Where Else To Turn Besides Pocket Change?
Many coin collectors, especially the newbies, think the only way to acquire coins is to look through pocket change. And, sure, this makes sense. After all, it's through the coins we find from day-to-day cash transactions that we make our encounters with coins. And it's often through pocket change finds that non-collectors become coin collectors after finding something odd that persuades them to dive into the hobby.
Sure, you can always stop by the coin shop to buy some rare coins. But what if you don't want to pay full market price? There are many other avenues you can follow in finding some really neat coins at way less than full price…
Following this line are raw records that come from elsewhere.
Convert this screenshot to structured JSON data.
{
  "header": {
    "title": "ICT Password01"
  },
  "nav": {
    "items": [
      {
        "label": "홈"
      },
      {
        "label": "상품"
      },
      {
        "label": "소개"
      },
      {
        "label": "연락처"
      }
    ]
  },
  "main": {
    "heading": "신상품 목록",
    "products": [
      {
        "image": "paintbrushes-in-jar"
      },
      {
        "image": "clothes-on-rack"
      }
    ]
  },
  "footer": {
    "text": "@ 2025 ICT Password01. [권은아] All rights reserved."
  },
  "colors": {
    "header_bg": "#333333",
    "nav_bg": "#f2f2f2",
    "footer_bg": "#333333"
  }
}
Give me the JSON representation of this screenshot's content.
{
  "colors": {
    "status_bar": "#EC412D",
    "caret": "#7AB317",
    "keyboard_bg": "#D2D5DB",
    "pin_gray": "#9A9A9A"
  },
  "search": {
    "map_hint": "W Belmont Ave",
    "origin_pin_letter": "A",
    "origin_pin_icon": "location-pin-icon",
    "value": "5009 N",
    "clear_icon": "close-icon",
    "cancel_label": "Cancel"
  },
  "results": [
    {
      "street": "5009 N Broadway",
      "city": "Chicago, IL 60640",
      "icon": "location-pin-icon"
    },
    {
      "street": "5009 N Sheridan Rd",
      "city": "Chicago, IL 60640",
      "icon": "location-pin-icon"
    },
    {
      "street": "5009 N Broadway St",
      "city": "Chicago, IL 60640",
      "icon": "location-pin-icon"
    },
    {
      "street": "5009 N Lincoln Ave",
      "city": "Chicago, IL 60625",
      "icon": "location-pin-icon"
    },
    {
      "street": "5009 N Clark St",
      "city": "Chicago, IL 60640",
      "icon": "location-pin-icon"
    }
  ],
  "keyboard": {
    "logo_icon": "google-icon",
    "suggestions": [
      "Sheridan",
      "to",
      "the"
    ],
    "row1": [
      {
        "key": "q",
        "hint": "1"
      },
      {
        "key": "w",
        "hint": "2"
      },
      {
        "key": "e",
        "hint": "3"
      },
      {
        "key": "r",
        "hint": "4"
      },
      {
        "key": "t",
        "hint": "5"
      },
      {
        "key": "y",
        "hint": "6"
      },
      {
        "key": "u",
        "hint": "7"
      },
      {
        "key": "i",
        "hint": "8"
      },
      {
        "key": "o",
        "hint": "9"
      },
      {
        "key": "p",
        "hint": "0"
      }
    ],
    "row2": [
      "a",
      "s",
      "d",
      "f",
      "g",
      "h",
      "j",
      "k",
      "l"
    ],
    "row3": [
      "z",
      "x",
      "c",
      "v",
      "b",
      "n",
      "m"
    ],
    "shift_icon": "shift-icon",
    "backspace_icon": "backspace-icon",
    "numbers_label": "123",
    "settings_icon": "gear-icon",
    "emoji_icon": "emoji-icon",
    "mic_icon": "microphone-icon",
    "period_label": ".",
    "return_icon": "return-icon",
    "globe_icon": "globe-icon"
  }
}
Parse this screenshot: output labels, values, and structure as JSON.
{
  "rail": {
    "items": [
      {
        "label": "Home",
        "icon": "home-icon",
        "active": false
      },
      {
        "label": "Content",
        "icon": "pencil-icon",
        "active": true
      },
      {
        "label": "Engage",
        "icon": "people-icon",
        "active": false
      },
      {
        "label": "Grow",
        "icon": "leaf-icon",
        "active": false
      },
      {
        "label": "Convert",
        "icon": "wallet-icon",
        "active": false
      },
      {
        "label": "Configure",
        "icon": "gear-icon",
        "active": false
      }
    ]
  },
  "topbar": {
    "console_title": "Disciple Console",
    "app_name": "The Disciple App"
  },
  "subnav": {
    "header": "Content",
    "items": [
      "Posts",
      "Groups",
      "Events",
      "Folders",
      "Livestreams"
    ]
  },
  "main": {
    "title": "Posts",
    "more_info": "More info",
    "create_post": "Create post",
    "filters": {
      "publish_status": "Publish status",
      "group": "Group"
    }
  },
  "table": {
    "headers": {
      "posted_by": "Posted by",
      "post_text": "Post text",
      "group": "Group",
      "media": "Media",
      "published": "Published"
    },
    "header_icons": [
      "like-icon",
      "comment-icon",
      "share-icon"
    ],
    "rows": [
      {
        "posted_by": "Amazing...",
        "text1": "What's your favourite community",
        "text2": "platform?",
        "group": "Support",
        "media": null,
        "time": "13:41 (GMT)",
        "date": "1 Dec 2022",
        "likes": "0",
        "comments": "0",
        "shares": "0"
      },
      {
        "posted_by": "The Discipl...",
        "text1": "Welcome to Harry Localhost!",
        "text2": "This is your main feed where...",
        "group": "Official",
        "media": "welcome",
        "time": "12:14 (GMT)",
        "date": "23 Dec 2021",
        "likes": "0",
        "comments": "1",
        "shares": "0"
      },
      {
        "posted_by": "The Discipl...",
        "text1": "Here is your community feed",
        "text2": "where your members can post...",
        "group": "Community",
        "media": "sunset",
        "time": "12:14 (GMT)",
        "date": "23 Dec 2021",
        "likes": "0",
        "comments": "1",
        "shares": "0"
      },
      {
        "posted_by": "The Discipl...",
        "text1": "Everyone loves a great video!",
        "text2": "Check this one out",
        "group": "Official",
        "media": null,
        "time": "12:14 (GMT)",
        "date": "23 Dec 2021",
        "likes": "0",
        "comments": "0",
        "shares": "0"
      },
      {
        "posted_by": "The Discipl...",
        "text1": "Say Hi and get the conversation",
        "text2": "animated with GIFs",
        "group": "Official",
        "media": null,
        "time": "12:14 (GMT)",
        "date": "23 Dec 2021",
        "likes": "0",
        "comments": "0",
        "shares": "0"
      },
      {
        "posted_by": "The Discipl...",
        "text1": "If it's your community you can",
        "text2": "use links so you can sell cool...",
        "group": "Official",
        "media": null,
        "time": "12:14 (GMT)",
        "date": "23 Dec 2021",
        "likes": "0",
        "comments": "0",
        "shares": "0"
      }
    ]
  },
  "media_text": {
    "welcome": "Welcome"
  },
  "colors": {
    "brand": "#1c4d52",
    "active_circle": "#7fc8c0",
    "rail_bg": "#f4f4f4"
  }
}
Searching Bank Rolls
One of my favorite ways to look for old coins in circulation is to check rolls of coin I pick up from my bank. Rolls may be wrapped either from another financial institution or by other bank members who turn the rolls into for deposit or to exchange for paper money. One reason why searching rolls is so profitable is because many of the people who fill up rolls with coins are taking their spare change from jars and piggybanks and aren't even looking at the dates or checking for errors and varieties.
I've scored some of my best circulation finds from coin rolls, including countless wheat cents and plenty of silver coins. You can obtain rolls of coins from your local bank at face value. That's 50 cents for a roll of pennies, $2 for a roll of nickels, $5 for a roll of dimes, and $10 for rolls of quarters and half dollars. But just a heads up – it's getting pretty hard to find rolls of half dollars from the bank anymore.
Looking Through Coin Star Machines
One of the latest tricks for finding valuable coins is by checking the reject tray from CoinStar machines. CoinStar machines, which make it easy for people to convert their loose change into instant cash, lure tens of thousands of people every day to dump tons of coins collected over many months or years in their jars, bins, and boxes. It costs only a small premium for the convenience of dumping the coins into the CoinStar machines, which automatically counts coins, and skipping the many hours of rolling these coins in paper wrappers.
These coins are turned in by the many thousands, and normally the people who are turning these coins in never even think twice about what they're dumping into the machine. Many coins are dumped at random, including pieces the machines aren't able to accept. Among these "rejects" are 1943 steel cents, silver coinage, Eisenhower dollars, foreign coins, tokens and medals, and many other interesting pieces. And, yes, many people who dump their coins into the machines forget to check the return tray!
What does this mean for you? Next time you're passing by a CoinStar machine, be sure to look in the return slot… You may just make a very lucky find or two!
Shopping Yard & Estate Sales
Oftentimes, people sell old coin collections without really knowing what they're selling. And this commonly happens at yard sales and estate sales. Many coin collectors spend their Saturday mornings rummaging through the inventory at yard sales, garage sales, and estate sales looking for coin collections, filled coin folders and albums, or boxes of old coins. Many make some very fortunate finds, and they often pay only pennies on the dollar for these coins. Oftentimes, the collections are being sold under financially stressful situations by people who inherited the old coins and don't know what they are, what they're worth, or what to do with them.
Now, I will say this… There's an ethical matter to think about when buying grossly underpriced coins from yard sales, estate sales, and similar types of liquidations. Sure, there's nothing wrong in making a lucky find or picking up some valuable coin at a discount. But it's a good idea to pay a fair price for what you find, too. If you find an old gold coin being offered at its face value, at least consider offering something close to melt value for it. I'd feel pretty rotten paying only $5 to an elderly person who's selling a $5 half eagle at face value. The same goes for other rare and valuable finds. Always do the right thing when buying cheap rare coins from non-collectors who don't really know what they're selling. You're going to feel better about the whole deal. I promise!